Survival Writing

  • May 8, 2024
  • 5 minute read

How do we create art when the world is falling apart?

This blog post accompanies our podcast episode, How to Create When Your World is Falling Apart.

Some of us might struggle with survivor guilt. What right to we have to enjoy the capstone activity of Maslow’s hierarchy of needs when other people can’t access food, shelter, and safety? 

Others of us might be in our own ground zero, just trying to make it through a struggle. Survival is a time when we often have to surrender our ideals for something much messier. What does this mean for making art? 

In Deep Should

Do you, like me, have an image of what writing should look like? 

My idealized image that I’ve put together over the years has looked like someone who has a solid daily routine that includes eating well, exercising, taking care of my loved ones, and meeting work deadlines. 

This ideal led me to some shameful shoulds: 

  • I should be writing every day. 
  • I should do more–at least 1000 words! 
  • I should be fine. Why am I still struggling? 

My lived experience has taught me that this ideal is nice only if I’m willing to let it change to fit my circumstances or let it go entirely. Sometimes life is anything but ideal, and if I wait to create until I know I can do it well, then I would never make anything.

This would be a shame, because some of the truest stories are told from a place of everything falling apart. I know that when my life is hard, I take refuge in stories that let me know I’m not alone. I don’t want to hear from someone who doesn’t know what it’s like to lose. I want to spend time with storytellers who have been there.

So when we’re in the middle of our own Being There, maybe it’s time to surrender the shoulds that hurt. 

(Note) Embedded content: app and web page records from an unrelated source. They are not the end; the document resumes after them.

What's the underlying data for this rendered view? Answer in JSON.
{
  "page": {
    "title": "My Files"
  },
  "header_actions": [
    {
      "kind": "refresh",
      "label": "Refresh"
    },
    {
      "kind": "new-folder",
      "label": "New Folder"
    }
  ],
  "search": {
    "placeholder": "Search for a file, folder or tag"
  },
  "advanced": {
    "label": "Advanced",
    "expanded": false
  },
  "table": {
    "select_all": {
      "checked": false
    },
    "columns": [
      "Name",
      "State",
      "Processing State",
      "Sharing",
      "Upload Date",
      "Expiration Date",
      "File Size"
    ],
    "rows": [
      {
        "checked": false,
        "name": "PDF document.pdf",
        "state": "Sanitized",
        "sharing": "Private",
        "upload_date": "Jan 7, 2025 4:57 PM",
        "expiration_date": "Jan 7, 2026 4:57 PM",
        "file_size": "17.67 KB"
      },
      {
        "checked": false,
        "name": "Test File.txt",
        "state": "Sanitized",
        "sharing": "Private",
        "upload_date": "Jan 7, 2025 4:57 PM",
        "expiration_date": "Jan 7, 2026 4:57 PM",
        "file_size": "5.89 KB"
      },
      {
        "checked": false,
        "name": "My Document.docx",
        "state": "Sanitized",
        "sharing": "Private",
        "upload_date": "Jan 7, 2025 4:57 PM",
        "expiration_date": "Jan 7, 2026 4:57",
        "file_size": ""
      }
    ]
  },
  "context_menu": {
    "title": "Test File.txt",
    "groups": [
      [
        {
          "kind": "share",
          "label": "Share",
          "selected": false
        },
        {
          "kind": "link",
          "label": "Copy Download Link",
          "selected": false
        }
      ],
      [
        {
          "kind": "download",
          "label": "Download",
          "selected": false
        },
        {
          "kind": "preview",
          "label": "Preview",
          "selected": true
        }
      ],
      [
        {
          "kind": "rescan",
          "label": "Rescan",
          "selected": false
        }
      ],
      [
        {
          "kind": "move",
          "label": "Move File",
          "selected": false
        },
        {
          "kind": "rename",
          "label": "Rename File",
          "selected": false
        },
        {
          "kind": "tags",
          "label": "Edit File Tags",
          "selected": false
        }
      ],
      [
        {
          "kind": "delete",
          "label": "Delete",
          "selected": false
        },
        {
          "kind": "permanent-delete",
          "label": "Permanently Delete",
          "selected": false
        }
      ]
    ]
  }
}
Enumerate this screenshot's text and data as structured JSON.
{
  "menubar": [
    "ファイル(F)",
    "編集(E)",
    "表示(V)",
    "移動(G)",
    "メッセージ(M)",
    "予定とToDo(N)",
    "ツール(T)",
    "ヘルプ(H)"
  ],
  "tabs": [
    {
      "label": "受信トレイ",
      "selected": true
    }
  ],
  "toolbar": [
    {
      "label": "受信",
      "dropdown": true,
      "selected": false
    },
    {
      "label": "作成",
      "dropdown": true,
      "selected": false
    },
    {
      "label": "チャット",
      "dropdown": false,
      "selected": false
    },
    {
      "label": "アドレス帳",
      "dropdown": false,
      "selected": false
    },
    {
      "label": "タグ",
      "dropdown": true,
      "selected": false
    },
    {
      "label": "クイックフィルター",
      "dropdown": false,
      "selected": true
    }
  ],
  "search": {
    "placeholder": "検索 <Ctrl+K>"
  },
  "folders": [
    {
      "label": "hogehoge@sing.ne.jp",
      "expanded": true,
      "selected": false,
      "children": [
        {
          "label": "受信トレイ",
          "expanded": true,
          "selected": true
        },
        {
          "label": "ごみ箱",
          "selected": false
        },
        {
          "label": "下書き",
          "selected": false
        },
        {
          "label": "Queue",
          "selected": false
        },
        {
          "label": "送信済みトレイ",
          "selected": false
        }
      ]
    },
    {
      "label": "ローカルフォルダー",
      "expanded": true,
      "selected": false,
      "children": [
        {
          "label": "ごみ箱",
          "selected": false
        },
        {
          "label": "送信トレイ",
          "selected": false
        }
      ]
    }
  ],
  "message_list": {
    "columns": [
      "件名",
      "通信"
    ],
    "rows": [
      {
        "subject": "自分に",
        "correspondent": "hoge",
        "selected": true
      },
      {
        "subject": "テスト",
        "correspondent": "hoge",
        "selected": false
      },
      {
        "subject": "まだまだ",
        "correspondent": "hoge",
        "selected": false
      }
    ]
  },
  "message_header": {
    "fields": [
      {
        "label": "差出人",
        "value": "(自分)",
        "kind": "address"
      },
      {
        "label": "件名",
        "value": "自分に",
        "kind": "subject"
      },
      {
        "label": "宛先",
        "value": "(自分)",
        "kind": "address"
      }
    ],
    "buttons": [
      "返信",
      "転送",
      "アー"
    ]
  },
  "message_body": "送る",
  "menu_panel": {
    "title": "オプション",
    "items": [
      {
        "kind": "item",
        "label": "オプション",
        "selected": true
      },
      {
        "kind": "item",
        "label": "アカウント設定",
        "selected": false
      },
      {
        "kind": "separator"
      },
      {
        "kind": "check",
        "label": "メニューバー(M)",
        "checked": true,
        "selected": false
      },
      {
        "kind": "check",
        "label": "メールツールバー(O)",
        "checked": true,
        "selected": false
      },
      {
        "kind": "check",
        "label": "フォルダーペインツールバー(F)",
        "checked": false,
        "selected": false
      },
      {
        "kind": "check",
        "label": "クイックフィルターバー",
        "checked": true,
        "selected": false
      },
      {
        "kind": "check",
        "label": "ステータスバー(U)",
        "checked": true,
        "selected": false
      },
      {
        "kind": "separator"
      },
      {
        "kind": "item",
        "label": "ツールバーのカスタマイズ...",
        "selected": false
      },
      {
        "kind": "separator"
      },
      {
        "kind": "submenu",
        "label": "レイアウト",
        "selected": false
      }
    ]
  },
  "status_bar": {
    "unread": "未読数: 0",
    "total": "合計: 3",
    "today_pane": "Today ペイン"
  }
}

Getting Unstuck

A lot of us get into creating because we’re chasing that amazing high that happens when we can respond to the inner spark and make something new. But what happens when we’re stuck and feeling like our brain can’t seem to boot up, and we still want to move forward in learning or practicing writing? 

This could be a good time to try using writing prompts to write one-off stories, or to try the tracing idea Erin shared in this podcast (hyperlink). When I stalled out on writing while I was taking care of a medically fragile child, I grabbed a notebook and a pen, and started copying by hand a paperback by one of my favorite authors. This taught me a lot about writing and pacing, and helped soothe my anxiety about productivity and success. It was the practical option that helped me let go of the shoulds that kept taking up too much mental bandwidth during a difficult time in my life. 

Try Being An Escape Artist, Maybe? 

So, how can we make art when the world’s falling apart? 

I suggest we do it in whichever way brings us a sense of joy and refuge. 

  • Therapeutic journaling
  • Throwing axes
  • Playing Tetris
  • Coloring in books or apps

I love listening to Pema Chodron about what to do with our own minds and bodies when things fall apart around us. Of course escape can become its own long-term problem, but in the short term, it’s good to consciously claim breaks for our brain. Chodron recommends saying out loud “I am taking refuge in ___” when we do it, so that we can own our escapes. “I am taking refuge in this Netflix binge.”

After all, you don’t owe anyone a performance of constant suffering or panic. We are built to need breaks. Remove the shame from them and take those breaks like you pay their rent! 

When Freelancing Isn’t Free

What about when we’re depending on creativity to pay the bills? I’ve been there, and it’s a miserable kind of burnt out pressure. I think a lot of writing ends up getting done half-dead, under a deadline. 

If that’s you, then do what you need to to get through. But please rest after, and if possible, maybe take a look at your processes (contracts, client expectations) and reset them so that it’s a level you can meet more easily. Maybe an extension will help. If not, please know that even if life is hard, you still deserve joy and rest. 

What is Creativity, Anyway? 

Creativity is more than writing or creating visual art. It’s more than just a deliverable on a deadline. It’s our human birthright, and it’s essential to survival. 

When I was a single mom of 7 kids trying to freelance while my house was flooding and I recovered from a TBI, I had to get creative about regular everyday things. I wasn’t working on novels, but I was definitely troubleshooting where to find grocery money, how to get basic cleaning done, and how to schedule needed medical care for my children and me.

When I was in the middle of that, sometimes I would see friends who were at a different place on fortune’s wheel, using their creativity to create novels, art, and wonderful vacations. It hurt to feel not only left out but like my life was keeping me from my own dreams. 

You Are the Art 

What’s helped me during my hard times is recognizing that survival is the original human art form. If you can outlast whatever’s chasing you, then your survival is a meaningful masterpiece. 

It takes creativity and resourcefulness to support loved ones or work with our community to create safety.  We tell stories to ourselves to make sense of what we’re living in right now, and tell our stories to others to comfort them, share our feelings, or maybe to ask for help. 

Creativity is how we thrive. 

Not only because using creativity in any way can help us access our own inner wisdom and regain agency in circumstances that can make us feel out of control–but also because it really is our superpower as a species. 

Join the conversation over on our youtube channel or on your favorite podcast platform.

by Sachiko Suzuki